Kate MccGwire: Working Instinctively
TLmag spoke to the British sculptor MccGwire’s about her practice which evolves a fascination with dualities, beauty, and natural materials.
The British sculptor Kate MccGwire explores the dualities and complexities of beauty in her practice. Through sculptures made from natural materials, MccGwire often triggers subconscious responses from viewers. After graduating from the Royal College of Art in 2004, MccGwire has exhibited, amongst others, at the Saatchi Gallery (London), the Museum of Art and Design (New York), Musée de la Chasse et de la Nature (Paris), at Glasstress, an official collateral event of the Venice Biennale, and recently published a monograph with Anomie. TLmag took time to explore MccGwire’s practice and fascination with dualities and beauty.

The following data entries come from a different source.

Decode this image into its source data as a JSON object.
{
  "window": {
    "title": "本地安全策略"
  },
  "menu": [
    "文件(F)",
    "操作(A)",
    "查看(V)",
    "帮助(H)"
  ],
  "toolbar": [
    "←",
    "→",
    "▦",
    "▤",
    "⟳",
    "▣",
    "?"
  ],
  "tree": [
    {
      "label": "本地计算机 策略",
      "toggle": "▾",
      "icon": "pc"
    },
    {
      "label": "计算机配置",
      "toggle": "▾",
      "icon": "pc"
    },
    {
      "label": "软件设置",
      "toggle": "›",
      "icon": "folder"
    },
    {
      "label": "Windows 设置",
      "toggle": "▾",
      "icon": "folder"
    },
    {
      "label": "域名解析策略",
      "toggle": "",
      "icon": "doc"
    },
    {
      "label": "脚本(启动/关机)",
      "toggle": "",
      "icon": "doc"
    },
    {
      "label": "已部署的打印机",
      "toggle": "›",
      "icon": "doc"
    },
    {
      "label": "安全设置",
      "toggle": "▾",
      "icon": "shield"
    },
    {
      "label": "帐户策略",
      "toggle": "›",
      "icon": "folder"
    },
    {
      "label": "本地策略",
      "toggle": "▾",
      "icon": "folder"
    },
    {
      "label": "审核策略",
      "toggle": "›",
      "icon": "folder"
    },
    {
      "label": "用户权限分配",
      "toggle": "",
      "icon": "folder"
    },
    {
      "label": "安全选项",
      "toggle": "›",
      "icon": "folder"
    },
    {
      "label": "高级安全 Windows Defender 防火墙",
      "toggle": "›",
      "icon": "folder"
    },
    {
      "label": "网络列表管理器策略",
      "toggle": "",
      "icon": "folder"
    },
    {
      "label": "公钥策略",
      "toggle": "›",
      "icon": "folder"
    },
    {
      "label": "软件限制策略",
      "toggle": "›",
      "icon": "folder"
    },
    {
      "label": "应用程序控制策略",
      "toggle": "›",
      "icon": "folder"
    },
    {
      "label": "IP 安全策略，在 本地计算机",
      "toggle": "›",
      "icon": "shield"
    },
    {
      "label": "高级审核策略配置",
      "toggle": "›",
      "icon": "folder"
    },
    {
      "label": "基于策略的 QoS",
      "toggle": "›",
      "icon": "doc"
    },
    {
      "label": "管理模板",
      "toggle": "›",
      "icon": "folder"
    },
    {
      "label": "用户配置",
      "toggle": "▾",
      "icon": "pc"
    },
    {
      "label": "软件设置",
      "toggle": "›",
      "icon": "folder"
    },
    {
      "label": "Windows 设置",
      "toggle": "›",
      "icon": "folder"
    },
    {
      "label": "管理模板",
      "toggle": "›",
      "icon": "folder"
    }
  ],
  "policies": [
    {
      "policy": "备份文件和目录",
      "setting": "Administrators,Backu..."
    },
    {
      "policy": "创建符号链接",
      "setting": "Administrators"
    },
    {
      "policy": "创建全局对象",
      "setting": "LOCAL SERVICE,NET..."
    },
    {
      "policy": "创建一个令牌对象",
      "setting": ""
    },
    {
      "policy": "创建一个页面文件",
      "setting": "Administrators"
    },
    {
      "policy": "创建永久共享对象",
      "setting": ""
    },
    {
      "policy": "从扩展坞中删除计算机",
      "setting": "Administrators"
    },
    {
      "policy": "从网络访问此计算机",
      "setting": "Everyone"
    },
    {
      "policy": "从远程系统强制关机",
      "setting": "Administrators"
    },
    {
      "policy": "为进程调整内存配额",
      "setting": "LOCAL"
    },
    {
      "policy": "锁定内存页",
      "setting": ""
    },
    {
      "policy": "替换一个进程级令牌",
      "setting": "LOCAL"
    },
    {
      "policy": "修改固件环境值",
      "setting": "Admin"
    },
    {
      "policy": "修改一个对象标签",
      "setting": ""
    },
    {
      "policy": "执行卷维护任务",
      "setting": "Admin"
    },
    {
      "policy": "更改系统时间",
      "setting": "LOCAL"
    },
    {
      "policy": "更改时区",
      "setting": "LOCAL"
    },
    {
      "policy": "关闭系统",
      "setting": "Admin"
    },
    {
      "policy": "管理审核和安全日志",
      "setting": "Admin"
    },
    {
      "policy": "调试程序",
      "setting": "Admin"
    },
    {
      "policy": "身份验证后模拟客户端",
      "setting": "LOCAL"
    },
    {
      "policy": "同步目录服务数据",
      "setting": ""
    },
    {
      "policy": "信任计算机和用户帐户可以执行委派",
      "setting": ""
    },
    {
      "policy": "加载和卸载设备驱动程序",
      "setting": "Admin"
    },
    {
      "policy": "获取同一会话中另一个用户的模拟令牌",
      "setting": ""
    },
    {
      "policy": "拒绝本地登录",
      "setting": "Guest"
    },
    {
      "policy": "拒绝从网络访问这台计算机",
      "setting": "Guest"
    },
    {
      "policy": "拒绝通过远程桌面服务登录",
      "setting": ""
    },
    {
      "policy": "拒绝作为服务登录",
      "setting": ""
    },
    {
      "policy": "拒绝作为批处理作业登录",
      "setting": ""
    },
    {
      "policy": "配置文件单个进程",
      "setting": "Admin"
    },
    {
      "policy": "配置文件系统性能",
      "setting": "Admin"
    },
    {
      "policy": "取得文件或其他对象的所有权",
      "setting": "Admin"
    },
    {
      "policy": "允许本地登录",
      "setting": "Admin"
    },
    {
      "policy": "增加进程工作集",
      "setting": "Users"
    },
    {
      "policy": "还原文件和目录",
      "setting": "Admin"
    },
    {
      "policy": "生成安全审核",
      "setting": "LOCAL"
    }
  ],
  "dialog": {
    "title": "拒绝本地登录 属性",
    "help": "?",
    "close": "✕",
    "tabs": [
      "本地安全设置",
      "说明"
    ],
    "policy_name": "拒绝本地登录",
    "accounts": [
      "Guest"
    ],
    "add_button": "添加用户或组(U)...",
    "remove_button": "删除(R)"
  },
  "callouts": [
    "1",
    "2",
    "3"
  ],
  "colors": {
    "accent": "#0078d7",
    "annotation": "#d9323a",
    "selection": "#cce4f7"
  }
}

TLmag: Your work revolves around sculpting with feathers. Could you elaborate on how you started to work with feathers as sculptures?
Kate MccGwire (K.M.): I grew up on the Norfolk Broads, well known for its marshland fields and birdlife. My mum has a painting of mine of a peacock feather that I painted when I was about 11, but it took me a while to recognize feathers as an actual material for art-making. After graduating from the Royal College of Art, I purchased a barge on the Thames, which I used as a studio. There I discovered a colony of pigeons which inspired me to collect and use their feathers, often layering them in a variety of forms and directions to mimic the water flowing nearby.
TLmag: In an interview, you mentioned the key role the preordained sequence of feathers play in your work. Could you speak a bit more about this?
K.M: I like to be guided by the materials I use, keeping my mind open to the distinctive possibilities they offer. Each feather is unique and making a sculpture includes responding to preordained sequences – colors, patterns, proportions, and shapes. The beauty of natural forms stems from the symbolism and mythologies we attach to them; the impact of my sculptures relies on intermingled narratives and emotions they produce – from pleasure and amazement to fear and repulsion.
TLmag: Much of your work seems to draw on dualities, such as beauty and grimness. Could you explain what role dualities play in your practice and why you see it as important?
K.M.: Beauty can simultaneously delight the senses and at the same time lull you into a false sense of security – that unnerving sense of pleasure in seeing but not really making sense of what you’re looking at is always important to me… playing with your senses, your knowns and turning them on their head. I don’t want the viewer to get too comfortable.
TLmag: You also often mention how the element of confusion is important to your work, could you elaborate?
K.M.: My intention is to embody uncertainty by creating forms that are simultaneously organic and abstract, appearing fluid yet being static. The interplay of opposites runs through everything I do – my work needs tension to create its internal equilibrium. Ambiguity plays a part in my making process too; feathering is intuitive and hypnotic, and I work instinctively – the resulting sculpture is often quite the opposite.
Cover image: Kate MccGwire studio with SASSE, Photo by Jo Scott Images